Why does the NHS need updating?
The NHS is a national treasure. But despite the best efforts of staff, the NHS could deliver better care for patients. Right now around one in four cancer patients are only diagnosed when they turn up as emergencies. So although the NHS is good, it could be better still.
What is the purpose of the bill?
To update the NHS to give every patient the best possible health care by trusting family doctors, nurses, and other health experts to work with local people to decide, design and deliver the right health services to meet local need and deliver world class healthcare. The Health and Social Care Bill is designed to give every patient the best chance of surviving an illness like cancer, and the best quality of life if they have a long-term condition like diabetes.
It is basically about more control for patients, greater power for doctors and nurses and less central bureaucracy.
The Coalition’s plans to update the NHS will give patients the best-possible care, on the NHS.
Our plans to update the NHS in detail
- When a local hospital feels that they can provide diagnostic tests more conveniently to patients in the community, they will be free to do so.
- If local GPs see that there is a significant need for physiotherapy services in their local area, they will be able to organise local clinics for their patients – rather than giving them a default option of having to travel to a hospital miles away.
- When a GP feels that a patient with serious diabetes is in danger of not managing it effectively, they will be able to make sure the patient has the support to remain independent – preventing unnecessary emergency admissions to hospital.
- When frontline nurses feel that they can deliver better care to autistic children in partnership with a local charity, they will be free to make this happen.
- When a local community decides that they want a new health clinic or walk-in centre, their local council will be able to work with the local NHS to help achieve this.
The power and responsibility for decisions about NHS services will be transferred into the hands of doctors and nurses at the frontline, instead of remote organisations few people have heard of. This means that the NHS’s money will no longer be spent by ‘Primary Care Trusts’. Instead a wider range of experts (clinical commissioning groups) will be given the power and freedom to make decisions about health services for their local community by, for example, including nurses and specialists on the boards of clinical commissioning groups.
- To prevent political micromanagement, which has damaged patient care, responsibility for overseeing the NHS at the national level will be passed to an independent NHS body – the NHS Commissioning Board. This will stop politicians constantly interfering in the NHS. And we will do away with the top-down targets which do not improve care. We will instead focus on what matters to patients the results and quality of care. This means whether they survive cancer, whether they get seen when they need to be, and whether they are supported to remain in work.

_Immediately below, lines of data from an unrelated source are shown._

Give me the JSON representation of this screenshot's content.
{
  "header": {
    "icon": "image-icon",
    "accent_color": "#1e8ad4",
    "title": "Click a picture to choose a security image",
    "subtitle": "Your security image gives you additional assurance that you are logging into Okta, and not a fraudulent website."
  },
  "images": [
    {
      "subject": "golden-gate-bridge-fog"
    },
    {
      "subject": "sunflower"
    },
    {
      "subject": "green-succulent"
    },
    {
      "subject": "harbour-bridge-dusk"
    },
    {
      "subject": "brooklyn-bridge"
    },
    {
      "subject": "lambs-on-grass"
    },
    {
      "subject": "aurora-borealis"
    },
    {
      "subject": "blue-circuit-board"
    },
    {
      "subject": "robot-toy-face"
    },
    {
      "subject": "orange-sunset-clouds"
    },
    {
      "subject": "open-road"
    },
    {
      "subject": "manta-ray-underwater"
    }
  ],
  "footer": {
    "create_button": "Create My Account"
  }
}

- To give local communities more power, we will establish health and wellbeing boards in all local councils, with the responsibility of planning local services, jointly with the NHS and social services. These boards will publish a new ‘health and wellbeing strategy’, setting out the ways in which local NHS and social services will be improved in every local area.
- To give patients more power, we will allow them greater choice anywhere they want which meets NHS standards, so long as the treatment doesn’t cost more than it would do on the NHS. This means that charities and social enterprises will be able to provide services to NHS patients, free of charge, either together with the NHS or on their own. It also means that the private sector will be able to provide NHS services free-of-charge, and we will establish a strong economic regulator to make sure that no-one is behaving unfairly. Any decision about where to be treated will be for the patient himself or herself, in partnership with their doctor, and as now no-one will pay for their NHS care.
- To help patients and GPs decide where the best services are, we will give everyone more information about the quality of care each hospital and health service delivers. And we will establish a powerful new watchdog – HealthWatch – which will make sure that patients’ views about their local NHS and social services are listened to.
Changes to the Bill following the ‘pause’:
Among the key changes announced include:
- Wider involvement in clinical commissioning groups. A wider range of experts will be given the power and freedom to make decisions about health services for their local community by, for example, including nurses and specialists on the boards of clinical commissioning groups.
- Stronger safeguards against a market free-for-all. The health care regulator Monitor’s core duty will be to protect and promote patients’ interests, it won’t be required to promote competition as if it were an end in itself.
- Additional safeguards against privatisation. We will never privatise the NHS, and will create a genuine level playing field to stop private companies ‘cherry-picking’ profitable NHS business. We will ensure that competition is on quality and introduce additional safeguards against price competition.
- Evolution, not revolution. We will allow clinical commissioning groups to take charge of commissioning when they are ready and able, and a more phased approach to the introduction of Any Quality Provider.
- Greater information and choice for patients. The Government will make clear that the people who make decisions about local services have a duty to promote patient choice. And following current pilots, the Government will make it a priority to extend personal health budgets including across health and social care.
- Breaking down barriers within and beyond the NHS. A new duty for clinical commissioning groups to promote joined up services both within the NHS and between health, social care and other local services.
- Investing for the future of the NHS. We want all providers to make a fair contribution to the costs of education and training of NHS staff, but we will introduce changes carefully and take the time to develop the details right.